Given data:
════════════════════

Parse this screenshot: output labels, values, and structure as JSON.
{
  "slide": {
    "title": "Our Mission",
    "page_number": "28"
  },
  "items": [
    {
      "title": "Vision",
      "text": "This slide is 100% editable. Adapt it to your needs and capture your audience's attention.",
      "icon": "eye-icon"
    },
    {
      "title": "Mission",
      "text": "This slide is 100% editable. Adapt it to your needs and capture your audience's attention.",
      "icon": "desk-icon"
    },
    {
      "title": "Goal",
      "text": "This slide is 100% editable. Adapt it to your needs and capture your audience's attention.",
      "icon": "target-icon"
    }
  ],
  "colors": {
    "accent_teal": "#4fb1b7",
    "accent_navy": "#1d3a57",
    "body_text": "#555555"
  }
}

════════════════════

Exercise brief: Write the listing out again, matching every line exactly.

Answer to the problem:
Parse this screenshot: output labels, values, and structure as JSON.
{
  "slide": {
    "title": "Our Mission",
    "page_number": "28"
  },
  "items": [
    {
      "title": "Vision",
      "text": "This slide is 100% editable. Adapt it to your needs and capture your audience's attention.",
      "icon": "eye-icon"
    },
    {
      "title": "Mission",
      "text": "This slide is 100% editable. Adapt it to your needs and capture your audience's attention.",
      "icon": "desk-icon"
    },
    {
      "title": "Goal",
      "text": "This slide is 100% editable. Adapt it to your needs and capture your audience's attention.",
      "icon": "target-icon"
    }
  ],
  "colors": {
    "accent_teal": "#4fb1b7",
    "accent_navy": "#1d3a57",
    "body_text": "#555555"
  }
}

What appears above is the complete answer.